======== TASK MATERIAL ========
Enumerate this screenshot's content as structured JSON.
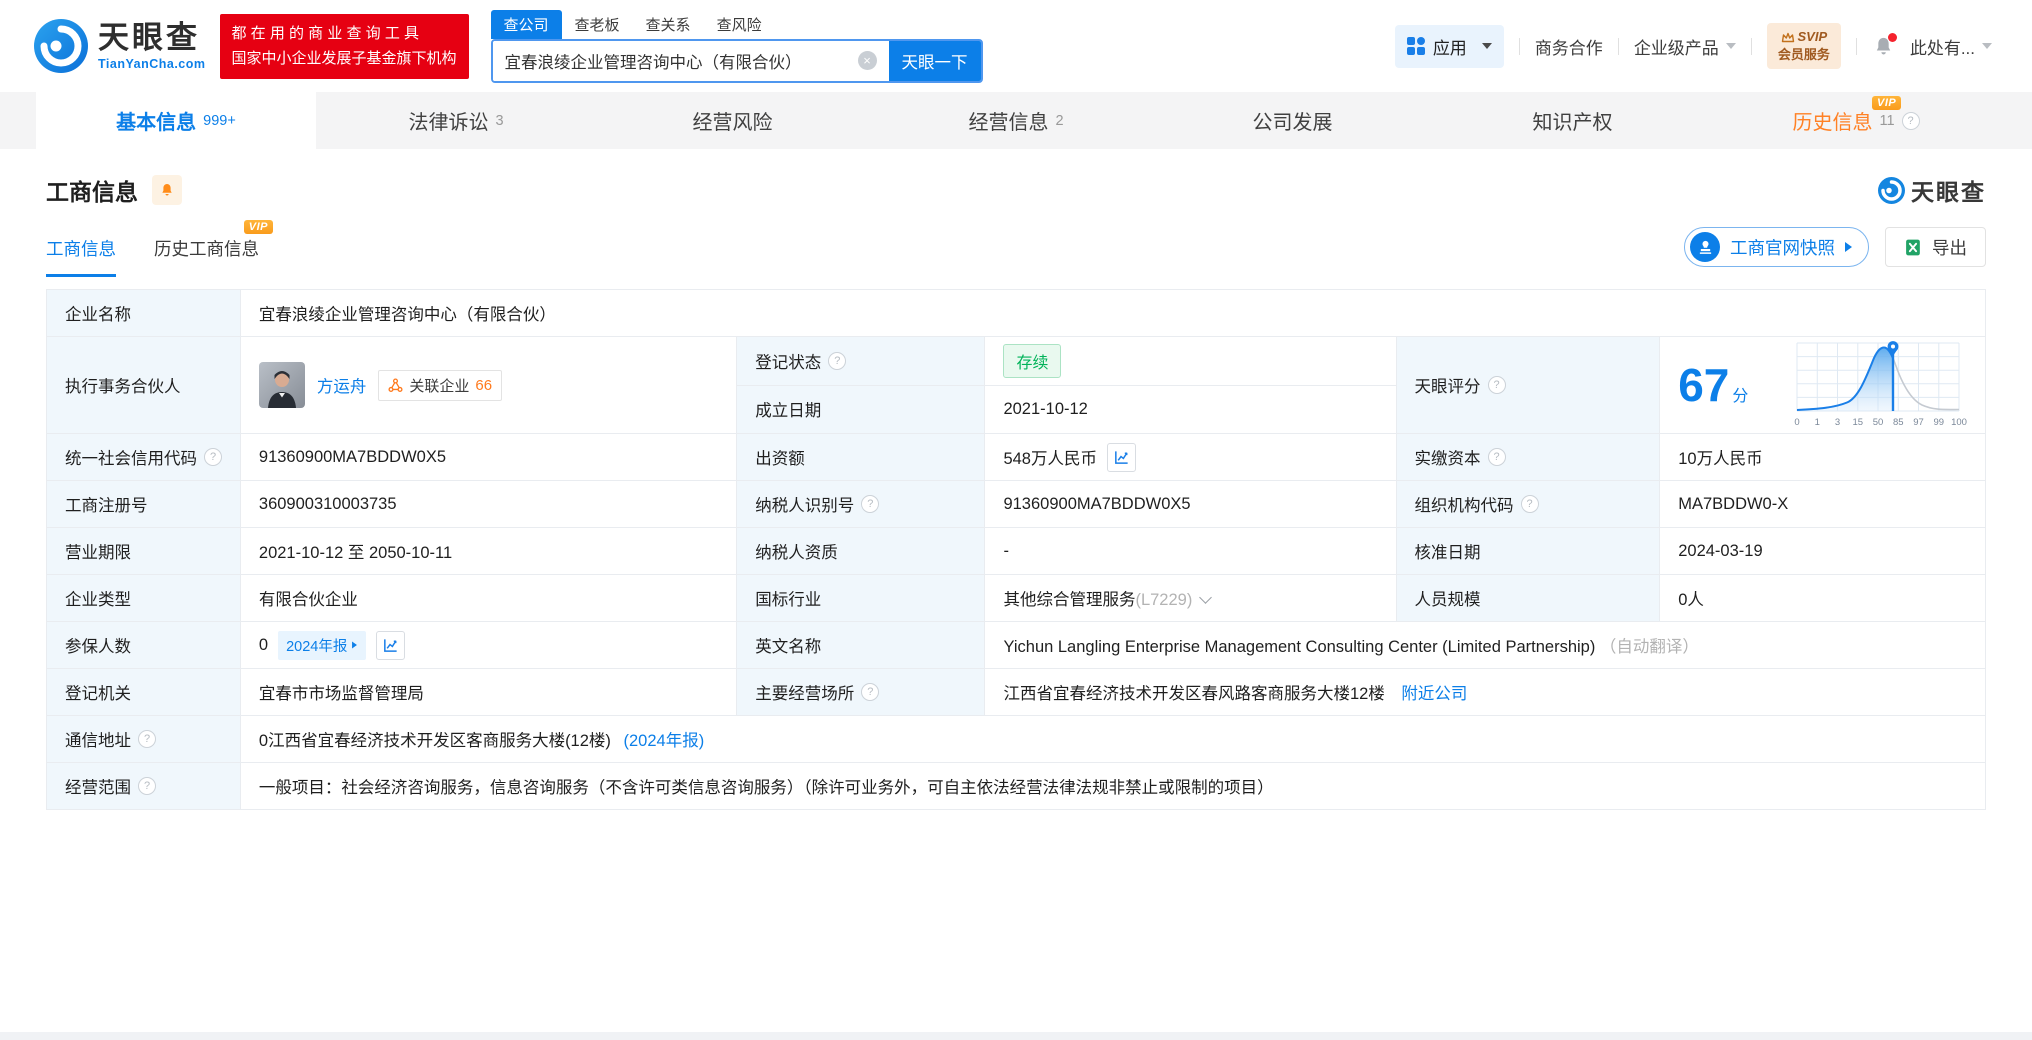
{
  "accent_color": "#0c7fe8",
  "brand": {
    "logo_text": "天眼查",
    "logo_domain": "TianYanCha.com",
    "banner_line1": "都 在 用 的 商 业 查 询 工 具",
    "banner_line2": "国家中小企业发展子基金旗下机构"
  },
  "search": {
    "tab_company": "查公司",
    "tab_boss": "查老板",
    "tab_relation": "查关系",
    "tab_risk": "查风险",
    "input_value": "宜春浪绫企业管理咨询中心（有限合伙）",
    "submit_label": "天眼一下"
  },
  "header_right": {
    "apps_label": "应用",
    "cooperation_label": "商务合作",
    "enterprise_label": "企业级产品",
    "svip_line1": "SVIP",
    "svip_line2": "会员服务",
    "account_label": "此处有..."
  },
  "nav_tabs": [
    {
      "label": "基本信息",
      "count": "999+"
    },
    {
      "label": "法律诉讼",
      "count": "3"
    },
    {
      "label": "经营风险",
      "count": ""
    },
    {
      "label": "经营信息",
      "count": "2"
    },
    {
      "label": "公司发展",
      "count": ""
    },
    {
      "label": "知识产权",
      "count": ""
    },
    {
      "label": "历史信息",
      "count": "11",
      "vip": "VIP"
    }
  ],
  "section": {
    "title": "工商信息",
    "subtab_current": "工商信息",
    "subtab_history": "历史工商信息",
    "subtab_history_vip": "VIP",
    "snapshot_label": "工商官网快照",
    "export_label": "导出",
    "brand_small": "天眼查"
  },
  "fields": {
    "company_name_label": "企业名称",
    "company_name_value": "宜春浪绫企业管理咨询中心（有限合伙）",
    "partner_label": "执行事务合伙人",
    "partner_name": "方运舟",
    "partner_related_label": "关联企业",
    "partner_related_count": "66",
    "reg_status_label": "登记状态",
    "reg_status_value": "存续",
    "establish_date_label": "成立日期",
    "establish_date_value": "2021-10-12",
    "score_label": "天眼评分",
    "score_value": "67",
    "score_unit": "分",
    "credit_code_label": "统一社会信用代码",
    "credit_code_value": "91360900MA7BDDW0X5",
    "capital_label": "出资额",
    "capital_value": "548万人民币",
    "paid_capital_label": "实缴资本",
    "paid_capital_value": "10万人民币",
    "reg_number_label": "工商注册号",
    "reg_number_value": "360900310003735",
    "taxpayer_id_label": "纳税人识别号",
    "taxpayer_id_value": "91360900MA7BDDW0X5",
    "org_code_label": "组织机构代码",
    "org_code_value": "MA7BDDW0-X",
    "business_term_label": "营业期限",
    "business_term_value": "2021-10-12 至 2050-10-11",
    "taxpayer_quality_label": "纳税人资质",
    "taxpayer_quality_value": "-",
    "approval_date_label": "核准日期",
    "approval_date_value": "2024-03-19",
    "company_type_label": "企业类型",
    "company_type_value": "有限合伙企业",
    "industry_label": "国标行业",
    "industry_value": "其他综合管理服务",
    "industry_code": "(L7229)",
    "staff_size_label": "人员规模",
    "staff_size_value": "0人",
    "insured_label": "参保人数",
    "insured_value": "0",
    "insured_report_badge": "2024年报",
    "english_name_label": "英文名称",
    "english_name_value": "Yichun Langling Enterprise Management Consulting Center (Limited Partnership)",
    "english_name_note": "（自动翻译）",
    "reg_authority_label": "登记机关",
    "reg_authority_value": "宜春市市场监督管理局",
    "business_site_label": "主要经营场所",
    "business_site_value": "江西省宜春经济技术开发区春风路客商服务大楼12楼",
    "nearby_link": "附近公司",
    "postal_address_label": "通信地址",
    "postal_address_value": "0江西省宜春经济技术开发区客商服务大楼(12楼)",
    "postal_address_report_link": "(2024年报)",
    "business_scope_label": "经营范围",
    "business_scope_value": "一般项目：社会经济咨询服务，信息咨询服务（不含许可类信息咨询服务）（除许可业务外，可自主依法经营法律法规非禁止或限制的项目）"
  },
  "chart_data": {
    "type": "area",
    "title": "天眼评分 score distribution curve",
    "score": 67,
    "marker_percentile": 67,
    "x_tick_labels": [
      "0",
      "1",
      "3",
      "15",
      "50",
      "85",
      "97",
      "99",
      "100"
    ],
    "legend_position": "none",
    "grid": true
  }
}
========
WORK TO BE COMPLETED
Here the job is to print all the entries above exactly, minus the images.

REPLY
Enumerate this screenshot's content as structured JSON.
{
  "accent_color": "#0c7fe8",
  "brand": {
    "logo_text": "天眼查",
    "logo_domain": "TianYanCha.com",
    "banner_line1": "都 在 用 的 商 业 查 询 工 具",
    "banner_line2": "国家中小企业发展子基金旗下机构"
  },
  "search": {
    "tab_company": "查公司",
    "tab_boss": "查老板",
    "tab_relation": "查关系",
    "tab_risk": "查风险",
    "input_value": "宜春浪绫企业管理咨询中心（有限合伙）",
    "submit_label": "天眼一下"
  },
  "header_right": {
    "apps_label": "应用",
    "cooperation_label": "商务合作",
    "enterprise_label": "企业级产品",
    "svip_line1": "SVIP",
    "svip_line2": "会员服务",
    "account_label": "此处有..."
  },
  "nav_tabs": [
    {
      "label": "基本信息",
      "count": "999+"
    },
    {
      "label": "法律诉讼",
      "count": "3"
    },
    {
      "label": "经营风险",
      "count": ""
    },
    {
      "label": "经营信息",
      "count": "2"
    },
    {
      "label": "公司发展",
      "count": ""
    },
    {
      "label": "知识产权",
      "count": ""
    },
    {
      "label": "历史信息",
      "count": "11",
      "vip": "VIP"
    }
  ],
  "section": {
    "title": "工商信息",
    "subtab_current": "工商信息",
    "subtab_history": "历史工商信息",
    "subtab_history_vip": "VIP",
    "snapshot_label": "工商官网快照",
    "export_label": "导出",
    "brand_small": "天眼查"
  },
  "fields": {
    "company_name_label": "企业名称",
    "company_name_value": "宜春浪绫企业管理咨询中心（有限合伙）",
    "partner_label": "执行事务合伙人",
    "partner_name": "方运舟",
    "partner_related_label": "关联企业",
    "partner_related_count": "66",
    "reg_status_label": "登记状态",
    "reg_status_value": "存续",
    "establish_date_label": "成立日期",
    "establish_date_value": "2021-10-12",
    "score_label": "天眼评分",
    "score_value": "67",
    "score_unit": "分",
    "credit_code_label": "统一社会信用代码",
    "credit_code_value": "91360900MA7BDDW0X5",
    "capital_label": "出资额",
    "capital_value": "548万人民币",
    "paid_capital_label": "实缴资本",
    "paid_capital_value": "10万人民币",
    "reg_number_label": "工商注册号",
    "reg_number_value": "360900310003735",
    "taxpayer_id_label": "纳税人识别号",
    "taxpayer_id_value": "91360900MA7BDDW0X5",
    "org_code_label": "组织机构代码",
    "org_code_value": "MA7BDDW0-X",
    "business_term_label": "营业期限",
    "business_term_value": "2021-10-12 至 2050-10-11",
    "taxpayer_quality_label": "纳税人资质",
    "taxpayer_quality_value": "-",
    "approval_date_label": "核准日期",
    "approval_date_value": "2024-03-19",
    "company_type_label": "企业类型",
    "company_type_value": "有限合伙企业",
    "industry_label": "国标行业",
    "industry_value": "其他综合管理服务",
    "industry_code": "(L7229)",
    "staff_size_label": "人员规模",
    "staff_size_value": "0人",
    "insured_label": "参保人数",
    "insured_value": "0",
    "insured_report_badge": "2024年报",
    "english_name_label": "英文名称",
    "english_name_value": "Yichun Langling Enterprise Management Consulting Center (Limited Partnership)",
    "english_name_note": "（自动翻译）",
    "reg_authority_label": "登记机关",
    "reg_authority_value": "宜春市市场监督管理局",
    "business_site_label": "主要经营场所",
    "business_site_value": "江西省宜春经济技术开发区春风路客商服务大楼12楼",
    "nearby_link": "附近公司",
    "postal_address_label": "通信地址",
    "postal_address_value": "0江西省宜春经济技术开发区客商服务大楼(12楼)",
    "postal_address_report_link": "(2024年报)",
    "business_scope_label": "经营范围",
    "business_scope_value": "一般项目：社会经济咨询服务，信息咨询服务（不含许可类信息咨询服务）（除许可业务外，可自主依法经营法律法规非禁止或限制的项目）"
  },
  "chart_data": {
    "type": "area",
    "title": "天眼评分 score distribution curve",
    "score": 67,
    "marker_percentile": 67,
    "x_tick_labels": [
      "0",
      "1",
      "3",
      "15",
      "50",
      "85",
      "97",
      "99",
      "100"
    ],
    "legend_position": "none",
    "grid": true
  }
}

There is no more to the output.